MEDVEDEV PRESS CONFERENCE. Medvedev gave a large press conference yesterday. He said he would announce “soon” whether he will run again. The inquiry into Sergey Magnitskiy will be concluded “soon”. He several times stressed that no one should stay in power forever (in the context of saying he had replaced half the regional leaders) and that people who do so come to “a rather bad end”. Russia’s political system is still being adjusted (“a forming democracy “) and that it was possible that Federation Council members (and governors) might be directly elected (not, apparently, “soon”). He understood that “local authorities try to varnish everything” when he comes to visit, but said that he also got information from blogs etc which “cut right to the truth”. Relations with NATO were “not that bad” but he reemphasised that Moscow had to be sure that “these strike potentials will not be directed at us”. (Many of course see this and similar statements as threats; they aren’t, they’re conditional warnings: if Russia feels it is threatened – which it doesn’t today – it will take counter steps. A perfectly understandable position and one that any country would take). But, once again, sometimes the level of detail was preposterous. I have noticed this many times in his and Putin’s Q&A sessions: a version of “my roof is leaking Mr President, will you repair it?”. The third question was about parking in Moscow. Medvedev answered the question in some detail but I believe he would have been wiser to say: ask the Mayor, that’s not my job. The Boss – even if there are two of them – cannot do everything.

KHODORKOVSKIY. The relevant court has postponed the hearing of the appeal of Khodorkovskiy and Lebedev against their second sentencing until next week: the reason given that more time was needed to study “the large volume of complaints about the sentencing”. Meanwhile the defendants have asked the Russian Investigative Committee to open a criminal case against the judge who sentenced them in December. At his press conference Medvedev said that the release of the two posed no threat to society.
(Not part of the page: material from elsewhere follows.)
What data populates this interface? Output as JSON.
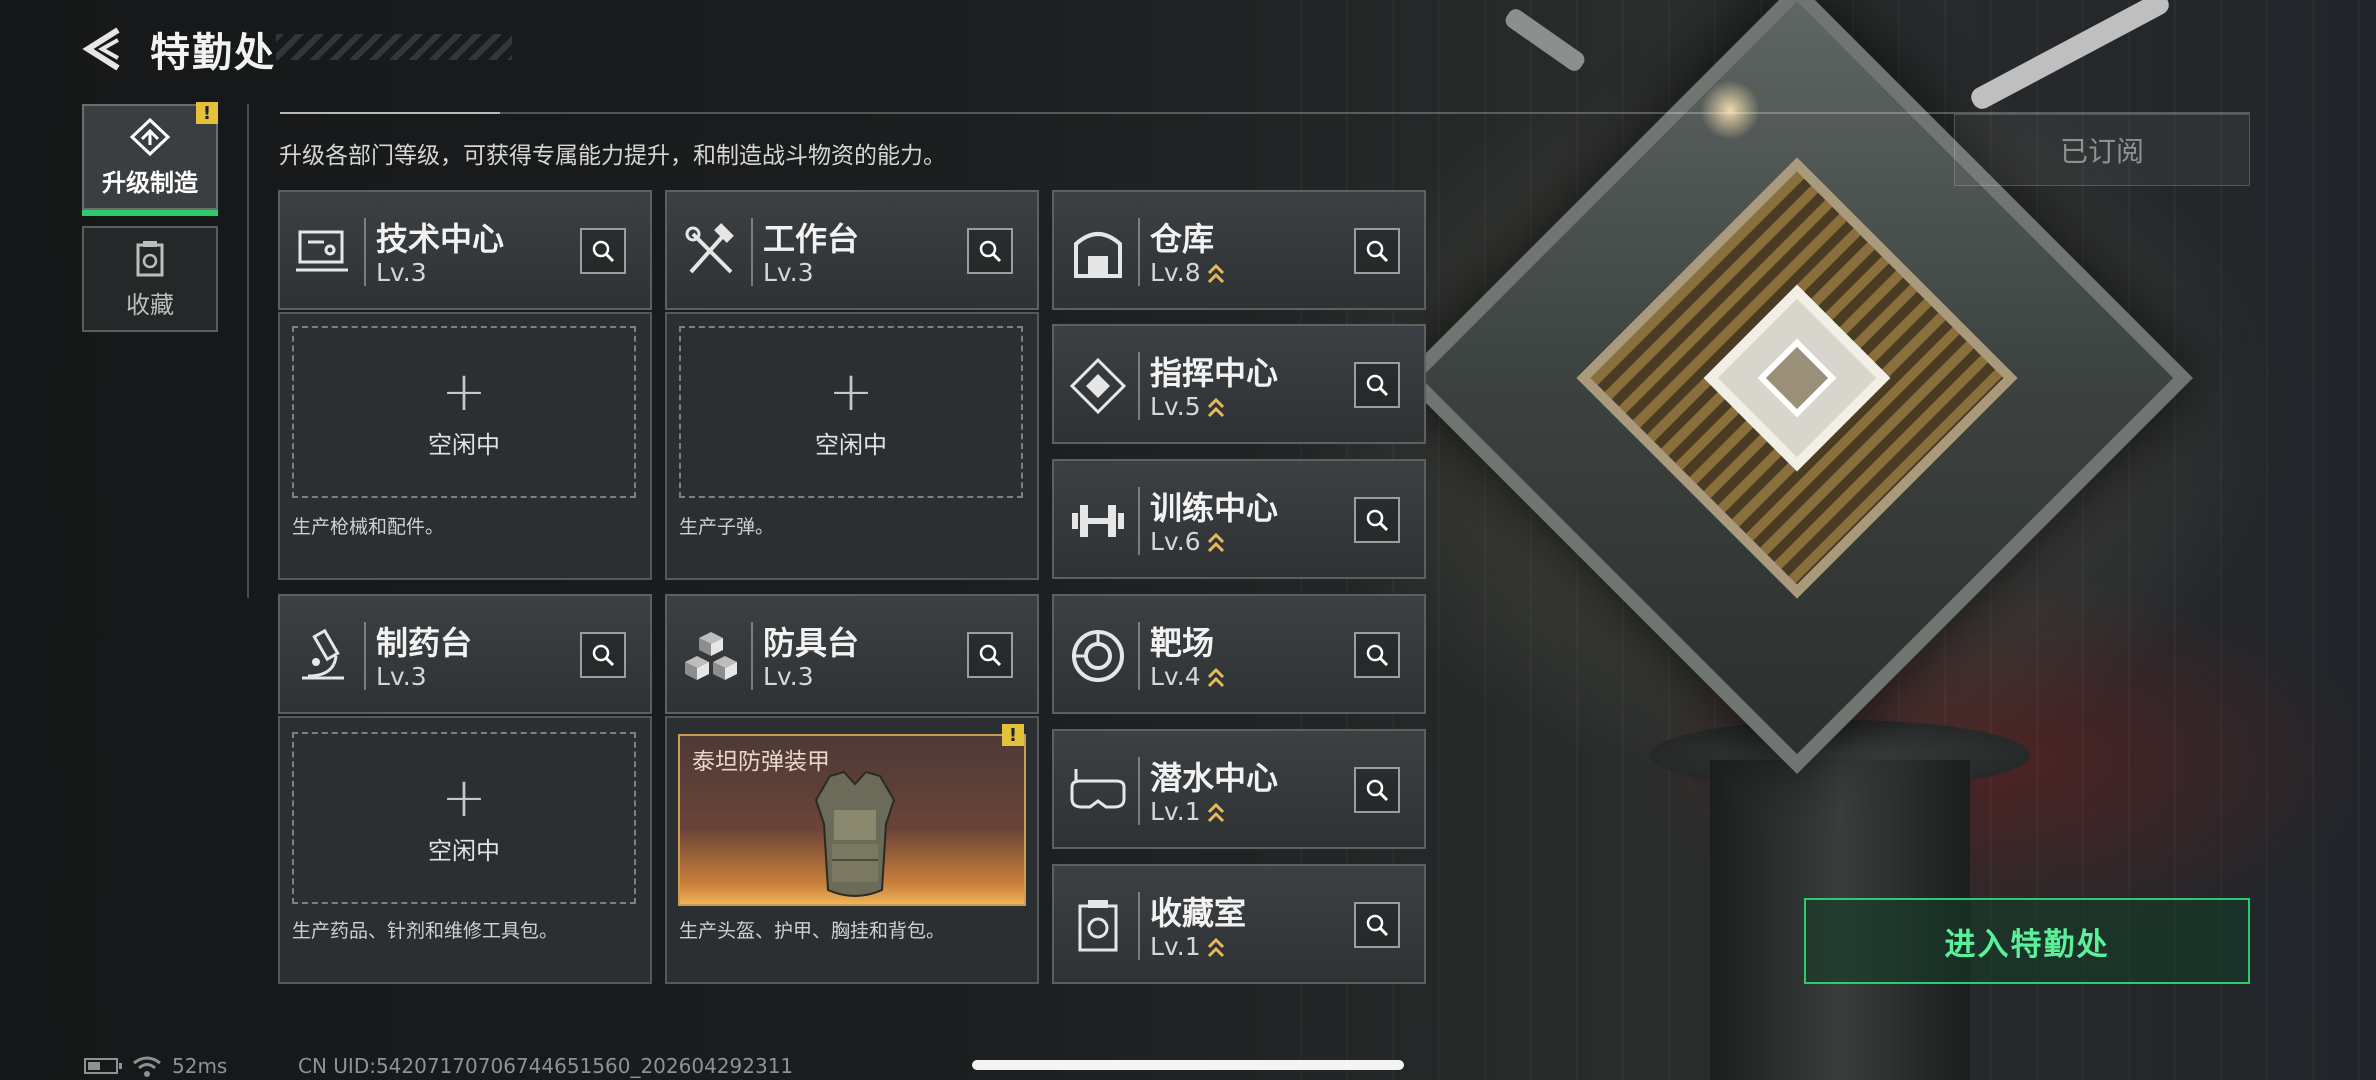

The Khodorkovskiy case did a great deal of damage to Russia’s reputation in the outside world and I and others wondered what Medvedev would do about it. Perhaps the second verdict will be overturned and the two will be released when they finish their first terms.
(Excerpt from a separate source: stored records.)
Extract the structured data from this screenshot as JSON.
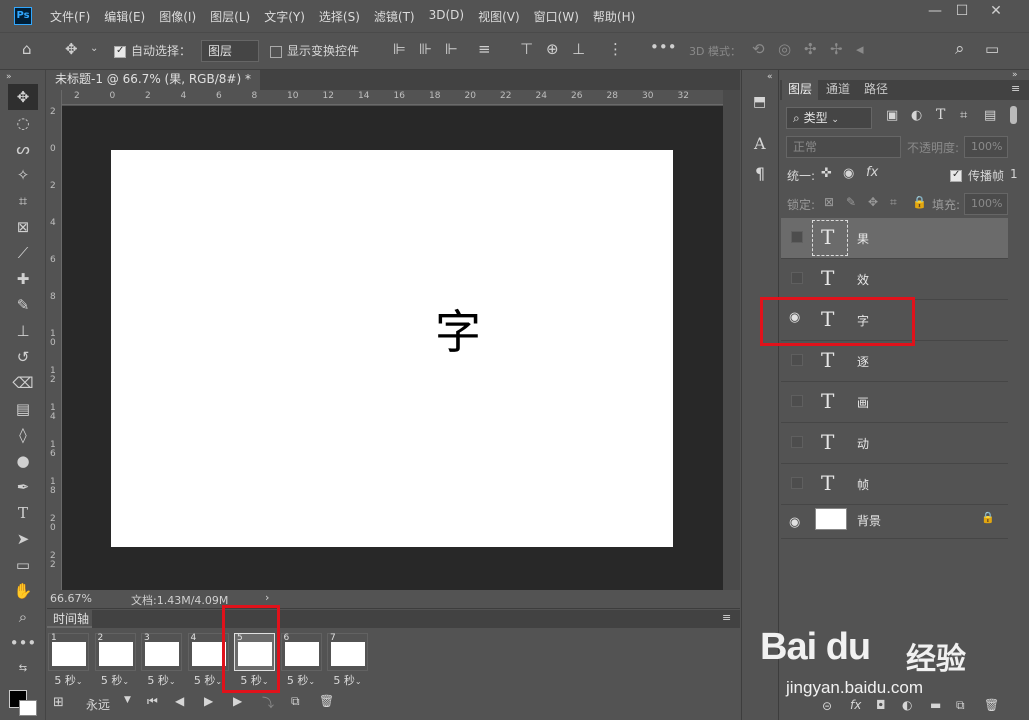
{
  "app": {
    "logo": "Ps"
  },
  "menu": [
    "文件(F)",
    "编辑(E)",
    "图像(I)",
    "图层(L)",
    "文字(Y)",
    "选择(S)",
    "滤镜(T)",
    "3D(D)",
    "视图(V)",
    "窗口(W)",
    "帮助(H)"
  ],
  "window_controls": {
    "minimize": "—",
    "restore": "☐",
    "close": "✕"
  },
  "options": {
    "auto_select_label": "自动选择：",
    "auto_select_value": "图层",
    "show_transform_label": "显示变换控件",
    "mode_3d_label": "3D 模式："
  },
  "document": {
    "tab_title": "未标题-1 @ 66.7% (果, RGB/8#) *",
    "canvas_text": "字",
    "zoom": "66.67%",
    "doc_info": "文档:1.43M/4.09M",
    "ruler_top": [
      "2",
      "0",
      "2",
      "4",
      "6",
      "8",
      "10",
      "12",
      "14",
      "16",
      "18",
      "20",
      "22",
      "24",
      "26",
      "28",
      "30",
      "32"
    ],
    "ruler_left": [
      "2",
      "0",
      "2",
      "4",
      "6",
      "8",
      "1\n0",
      "1\n2",
      "1\n4",
      "1\n6",
      "1\n8",
      "2\n0",
      "2\n2"
    ]
  },
  "timeline": {
    "tab_label": "时间轴",
    "frames": [
      {
        "num": "1",
        "delay": "5 秒"
      },
      {
        "num": "2",
        "delay": "5 秒"
      },
      {
        "num": "3",
        "delay": "5 秒"
      },
      {
        "num": "4",
        "delay": "5 秒"
      },
      {
        "num": "5",
        "delay": "5 秒"
      },
      {
        "num": "6",
        "delay": "5 秒"
      },
      {
        "num": "7",
        "delay": "5 秒"
      }
    ],
    "loop_label": "永远"
  },
  "layers_panel": {
    "tabs": [
      "图层",
      "通道",
      "路径"
    ],
    "filter_label": "类型",
    "blend_mode": "正常",
    "opacity_label": "不透明度:",
    "opacity_value": "100%",
    "unify_label": "统一:",
    "propagate_label": "传播帧",
    "propagate_value": "1",
    "lock_label": "锁定:",
    "fill_label": "填充:",
    "fill_value": "100%",
    "layers": [
      {
        "name": "果",
        "type": "T",
        "visible": false
      },
      {
        "name": "效",
        "type": "T",
        "visible": false
      },
      {
        "name": "字",
        "type": "T",
        "visible": true
      },
      {
        "name": "逐",
        "type": "T",
        "visible": false
      },
      {
        "name": "画",
        "type": "T",
        "visible": false
      },
      {
        "name": "动",
        "type": "T",
        "visible": false
      },
      {
        "name": "帧",
        "type": "T",
        "visible": false
      },
      {
        "name": "背景",
        "type": "image",
        "visible": true
      }
    ]
  },
  "watermark": {
    "logo": "Bai du",
    "cn": "经验",
    "url": "jingyan.baidu.com"
  }
}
NAVALNIY. More pressure on this anti-corruption campaigner – the logo on his website (showing a double-headed eagle with a saw in each claw) mocks the state symbol. This, combined with the other story, begins to look like an organised campaign to shut him down. He will have offended many powerful people.

MIRONOV. The St Petersburg Legislative Assembly recalled Sergey Mironov from the Federation Council. He is pretty calm about it and says he will continue to be active in Just Russia and he may re-appear as a Duma Deputy: several Deputies are said to be prepared to give up their seats for him. (The logic of proportional representation is that no one votes for an actual individual). This may be a manoeuvre to show that Just Russia is not just an appendage of the Kremlin. I believe it to be a possibility that one member of The Team could run on the Just Russia ticket and another on the United Russia ticket and this may be part of such a plan.

BLUE LIGHTS. Another egregious case of their misuse: the driver for Sergey Shoygu was filmed (camera phones are ubiquitous) abusing (threatened to shoot him if he didn’t get out of his way) another driver, He was alone in the car at the time. He has been fired. I’m sure this will ignite the protesters again.

MILITARY. As a further indication that Russia’s ambitious military re-building program is not going well, several military and defence industry officials were dismissed Tuesday for poor performance in implementing the arms procurement program.

FLASH MOBS. A flash mob in Moscow in honour of this. And another one on a more serious subject. A species of civil society.

© Patrick Armstrong Analysis, Ottawa, Canada (see